The announcement came as a surprise to many because Kraninger’s name was not among those that had been circulated as possible candidates to head the CFPB and her previous experience did not center on consumer protection and financial regulatory issues. Kraninger, 43, is a Pittsburgh native and graduate of Marquette University and Georgetown Law School. Her primary experience includes serving as the Clerk for the Senate Appropriations subcommittee on Homeland Security, including overseeing the Department of Homeland Security (“DHS”) budget (and the budgets for four other agencies) while at OMB. Kraninger also served as deputy assistant for policy at DHS.

Based on the law that permitted Mulvaney to serve as interim Director, Mulvaney would have otherwise been required to leave his post at the CFPB on or before June 22, 2018, if a permanent director had not been nominated. Kraninger's nomination, however, triggers a provision in the Federal Vacancies Reform Act that allows Mulvaney to serve until the Senate confirms or rejects the pick. That process is expected to be lengthy, taking months.

The CFPB post has been subject to significant drama since former democratic Director Richard Cordray departed, with Cordray appointing Deputy Director Leandra English to fill his seat. Within hours of Cordray’s resignation announcement, however, Trump appointed Mulvaney under the Federal Vacancies Act to succeed Cordray. English then sued, but the federal district court denied her request for a temporary restraining order and preliminary injunction. The matter remains tied up in litigation on appeal.

A White House spokesperson said Kraninger was selected because “[s]he will bring a fresh perspective and much-needed management experience” to the CFPB, “which has been plagued by excessive spending, dysfunctional operations, and politicized agendas.”

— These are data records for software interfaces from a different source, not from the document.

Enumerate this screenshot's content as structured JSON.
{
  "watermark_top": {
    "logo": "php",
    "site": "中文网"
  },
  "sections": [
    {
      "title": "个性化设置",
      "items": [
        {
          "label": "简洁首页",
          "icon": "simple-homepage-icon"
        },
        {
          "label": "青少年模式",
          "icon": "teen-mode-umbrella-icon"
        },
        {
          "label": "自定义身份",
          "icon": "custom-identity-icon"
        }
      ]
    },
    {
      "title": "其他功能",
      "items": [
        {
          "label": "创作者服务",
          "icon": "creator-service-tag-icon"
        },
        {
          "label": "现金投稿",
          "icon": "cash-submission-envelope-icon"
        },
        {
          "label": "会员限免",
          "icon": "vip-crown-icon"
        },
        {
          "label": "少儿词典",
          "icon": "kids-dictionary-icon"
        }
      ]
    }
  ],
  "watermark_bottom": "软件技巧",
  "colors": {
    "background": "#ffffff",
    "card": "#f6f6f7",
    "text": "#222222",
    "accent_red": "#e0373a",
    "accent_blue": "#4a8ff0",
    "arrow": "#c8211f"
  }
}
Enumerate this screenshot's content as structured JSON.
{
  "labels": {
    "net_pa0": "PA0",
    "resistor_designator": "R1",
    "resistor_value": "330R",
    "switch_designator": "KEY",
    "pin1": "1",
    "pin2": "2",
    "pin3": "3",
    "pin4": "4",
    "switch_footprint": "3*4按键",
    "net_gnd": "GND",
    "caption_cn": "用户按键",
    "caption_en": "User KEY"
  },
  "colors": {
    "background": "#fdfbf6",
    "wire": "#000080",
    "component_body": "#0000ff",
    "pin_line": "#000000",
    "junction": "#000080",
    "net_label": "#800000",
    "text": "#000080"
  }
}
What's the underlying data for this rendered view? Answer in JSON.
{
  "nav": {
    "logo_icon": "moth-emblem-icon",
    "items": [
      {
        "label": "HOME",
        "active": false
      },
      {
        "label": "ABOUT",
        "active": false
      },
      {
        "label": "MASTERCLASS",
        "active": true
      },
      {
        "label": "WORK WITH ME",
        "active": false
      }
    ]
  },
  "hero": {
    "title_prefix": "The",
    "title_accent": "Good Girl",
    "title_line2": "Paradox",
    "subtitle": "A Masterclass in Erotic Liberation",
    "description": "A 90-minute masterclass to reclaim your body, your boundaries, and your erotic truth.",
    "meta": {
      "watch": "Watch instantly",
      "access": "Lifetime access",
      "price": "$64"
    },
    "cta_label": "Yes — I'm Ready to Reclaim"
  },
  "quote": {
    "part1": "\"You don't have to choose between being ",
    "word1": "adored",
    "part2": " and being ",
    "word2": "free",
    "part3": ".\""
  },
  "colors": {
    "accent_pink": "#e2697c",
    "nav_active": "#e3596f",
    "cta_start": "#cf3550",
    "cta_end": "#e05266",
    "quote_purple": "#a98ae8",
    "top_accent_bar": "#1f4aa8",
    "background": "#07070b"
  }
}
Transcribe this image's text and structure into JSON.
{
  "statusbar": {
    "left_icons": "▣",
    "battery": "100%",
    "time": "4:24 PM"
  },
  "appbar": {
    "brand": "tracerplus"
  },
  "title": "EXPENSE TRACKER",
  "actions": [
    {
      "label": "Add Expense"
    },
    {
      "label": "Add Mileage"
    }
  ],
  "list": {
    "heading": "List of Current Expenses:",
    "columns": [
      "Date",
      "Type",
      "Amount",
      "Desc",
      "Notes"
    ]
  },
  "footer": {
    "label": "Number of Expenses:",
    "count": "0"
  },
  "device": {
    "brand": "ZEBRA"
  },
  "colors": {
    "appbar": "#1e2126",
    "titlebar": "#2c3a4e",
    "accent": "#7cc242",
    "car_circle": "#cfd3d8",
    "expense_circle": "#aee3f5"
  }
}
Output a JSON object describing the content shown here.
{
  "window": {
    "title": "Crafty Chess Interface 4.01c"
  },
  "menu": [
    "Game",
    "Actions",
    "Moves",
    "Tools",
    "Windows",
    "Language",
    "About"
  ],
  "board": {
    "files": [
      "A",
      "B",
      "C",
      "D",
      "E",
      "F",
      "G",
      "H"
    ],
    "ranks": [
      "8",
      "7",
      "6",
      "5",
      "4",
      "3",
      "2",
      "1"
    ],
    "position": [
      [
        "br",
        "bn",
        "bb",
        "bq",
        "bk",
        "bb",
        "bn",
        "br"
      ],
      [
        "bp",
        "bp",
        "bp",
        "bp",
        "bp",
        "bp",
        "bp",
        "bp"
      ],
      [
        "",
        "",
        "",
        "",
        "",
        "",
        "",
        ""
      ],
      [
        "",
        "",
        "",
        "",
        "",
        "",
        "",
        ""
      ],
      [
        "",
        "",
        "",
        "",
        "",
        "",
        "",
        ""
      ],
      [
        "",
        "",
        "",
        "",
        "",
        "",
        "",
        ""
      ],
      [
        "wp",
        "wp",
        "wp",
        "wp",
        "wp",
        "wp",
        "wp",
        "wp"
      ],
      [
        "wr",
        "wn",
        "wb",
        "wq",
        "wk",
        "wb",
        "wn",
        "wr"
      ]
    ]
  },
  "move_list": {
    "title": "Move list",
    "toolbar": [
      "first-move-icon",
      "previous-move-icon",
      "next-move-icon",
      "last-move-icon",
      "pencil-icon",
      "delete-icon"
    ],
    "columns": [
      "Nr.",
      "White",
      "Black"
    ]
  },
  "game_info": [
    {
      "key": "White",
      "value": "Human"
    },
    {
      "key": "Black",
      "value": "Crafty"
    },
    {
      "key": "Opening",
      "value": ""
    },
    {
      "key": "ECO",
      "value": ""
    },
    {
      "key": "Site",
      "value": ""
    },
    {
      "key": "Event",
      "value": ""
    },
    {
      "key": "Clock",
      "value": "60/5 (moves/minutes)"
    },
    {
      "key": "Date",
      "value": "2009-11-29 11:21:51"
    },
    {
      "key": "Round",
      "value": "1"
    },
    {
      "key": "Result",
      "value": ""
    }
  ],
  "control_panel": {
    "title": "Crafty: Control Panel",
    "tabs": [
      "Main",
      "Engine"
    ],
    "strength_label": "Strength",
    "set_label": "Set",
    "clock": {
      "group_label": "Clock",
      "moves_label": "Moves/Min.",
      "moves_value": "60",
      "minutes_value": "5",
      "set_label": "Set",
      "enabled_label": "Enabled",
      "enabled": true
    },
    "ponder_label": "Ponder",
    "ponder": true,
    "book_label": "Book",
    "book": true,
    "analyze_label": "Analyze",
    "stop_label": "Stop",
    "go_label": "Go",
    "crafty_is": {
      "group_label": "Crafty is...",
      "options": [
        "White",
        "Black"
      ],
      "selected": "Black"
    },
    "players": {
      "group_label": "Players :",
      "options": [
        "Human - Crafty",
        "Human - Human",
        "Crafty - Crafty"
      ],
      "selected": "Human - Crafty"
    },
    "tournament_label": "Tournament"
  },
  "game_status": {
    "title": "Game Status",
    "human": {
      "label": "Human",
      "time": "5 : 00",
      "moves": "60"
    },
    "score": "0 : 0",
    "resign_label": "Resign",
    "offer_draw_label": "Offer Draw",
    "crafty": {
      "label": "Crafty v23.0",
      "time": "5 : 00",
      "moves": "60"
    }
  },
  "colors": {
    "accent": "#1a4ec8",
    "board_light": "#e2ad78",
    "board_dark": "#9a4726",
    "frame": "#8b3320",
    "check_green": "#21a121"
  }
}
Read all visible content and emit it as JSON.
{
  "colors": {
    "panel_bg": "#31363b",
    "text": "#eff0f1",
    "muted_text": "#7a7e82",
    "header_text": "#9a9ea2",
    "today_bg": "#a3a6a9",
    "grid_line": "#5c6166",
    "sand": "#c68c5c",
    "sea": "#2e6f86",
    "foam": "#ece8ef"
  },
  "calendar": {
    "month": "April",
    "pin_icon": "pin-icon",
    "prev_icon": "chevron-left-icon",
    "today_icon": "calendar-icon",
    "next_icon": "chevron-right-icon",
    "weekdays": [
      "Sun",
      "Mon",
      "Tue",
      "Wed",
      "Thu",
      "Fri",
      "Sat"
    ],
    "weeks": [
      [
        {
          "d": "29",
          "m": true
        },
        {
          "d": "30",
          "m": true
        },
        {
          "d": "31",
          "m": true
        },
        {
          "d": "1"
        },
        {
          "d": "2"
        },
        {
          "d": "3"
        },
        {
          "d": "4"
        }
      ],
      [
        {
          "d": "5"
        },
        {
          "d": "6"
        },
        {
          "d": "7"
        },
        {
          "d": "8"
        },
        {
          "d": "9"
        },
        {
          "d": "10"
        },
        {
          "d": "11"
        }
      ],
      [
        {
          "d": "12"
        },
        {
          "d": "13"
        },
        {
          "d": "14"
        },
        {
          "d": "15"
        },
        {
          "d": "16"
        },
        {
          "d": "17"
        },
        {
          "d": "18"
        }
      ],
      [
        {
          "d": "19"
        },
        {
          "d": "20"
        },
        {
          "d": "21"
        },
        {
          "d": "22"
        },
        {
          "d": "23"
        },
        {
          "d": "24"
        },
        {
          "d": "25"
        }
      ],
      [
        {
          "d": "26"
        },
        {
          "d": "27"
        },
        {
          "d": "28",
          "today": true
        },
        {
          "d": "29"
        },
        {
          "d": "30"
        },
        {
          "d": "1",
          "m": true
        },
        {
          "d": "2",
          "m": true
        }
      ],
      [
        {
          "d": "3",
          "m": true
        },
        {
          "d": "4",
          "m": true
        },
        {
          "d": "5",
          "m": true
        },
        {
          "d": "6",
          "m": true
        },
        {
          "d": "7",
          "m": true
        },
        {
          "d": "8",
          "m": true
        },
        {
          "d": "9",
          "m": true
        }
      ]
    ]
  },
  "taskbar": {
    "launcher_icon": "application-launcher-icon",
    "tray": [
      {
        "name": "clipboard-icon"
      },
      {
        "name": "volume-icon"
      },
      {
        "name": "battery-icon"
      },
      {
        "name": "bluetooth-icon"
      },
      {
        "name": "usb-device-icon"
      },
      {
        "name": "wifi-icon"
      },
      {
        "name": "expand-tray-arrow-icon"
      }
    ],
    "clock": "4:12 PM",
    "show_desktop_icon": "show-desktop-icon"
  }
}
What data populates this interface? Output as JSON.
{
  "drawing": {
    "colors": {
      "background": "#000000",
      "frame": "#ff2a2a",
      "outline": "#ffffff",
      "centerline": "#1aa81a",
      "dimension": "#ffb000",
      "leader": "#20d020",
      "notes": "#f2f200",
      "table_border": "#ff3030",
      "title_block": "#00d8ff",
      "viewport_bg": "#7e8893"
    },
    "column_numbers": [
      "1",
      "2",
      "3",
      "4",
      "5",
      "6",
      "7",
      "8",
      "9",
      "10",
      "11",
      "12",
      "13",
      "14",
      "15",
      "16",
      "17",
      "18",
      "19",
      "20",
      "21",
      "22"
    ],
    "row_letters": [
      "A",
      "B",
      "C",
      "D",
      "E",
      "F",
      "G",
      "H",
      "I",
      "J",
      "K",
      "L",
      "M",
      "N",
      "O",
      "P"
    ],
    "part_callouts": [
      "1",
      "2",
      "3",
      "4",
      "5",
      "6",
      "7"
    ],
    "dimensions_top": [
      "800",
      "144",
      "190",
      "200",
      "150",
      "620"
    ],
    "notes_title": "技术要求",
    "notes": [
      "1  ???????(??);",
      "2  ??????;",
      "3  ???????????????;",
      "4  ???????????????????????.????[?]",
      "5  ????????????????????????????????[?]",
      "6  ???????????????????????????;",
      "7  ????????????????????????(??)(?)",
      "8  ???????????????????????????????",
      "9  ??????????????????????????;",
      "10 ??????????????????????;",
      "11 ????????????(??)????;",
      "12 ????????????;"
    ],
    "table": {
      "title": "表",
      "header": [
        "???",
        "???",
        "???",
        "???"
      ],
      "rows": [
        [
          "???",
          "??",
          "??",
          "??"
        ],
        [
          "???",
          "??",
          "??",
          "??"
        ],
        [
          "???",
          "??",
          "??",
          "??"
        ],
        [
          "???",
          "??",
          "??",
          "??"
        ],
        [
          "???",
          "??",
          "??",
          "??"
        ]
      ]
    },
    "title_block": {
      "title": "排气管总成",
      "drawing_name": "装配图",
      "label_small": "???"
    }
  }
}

The selection of Kraninger is likely to trigger the latest rounds of fights over the leadership of the CFPB, with trade groups for financial services companies lining up in support while opponents are focusing on her lack of experience in consumer financial protection matters.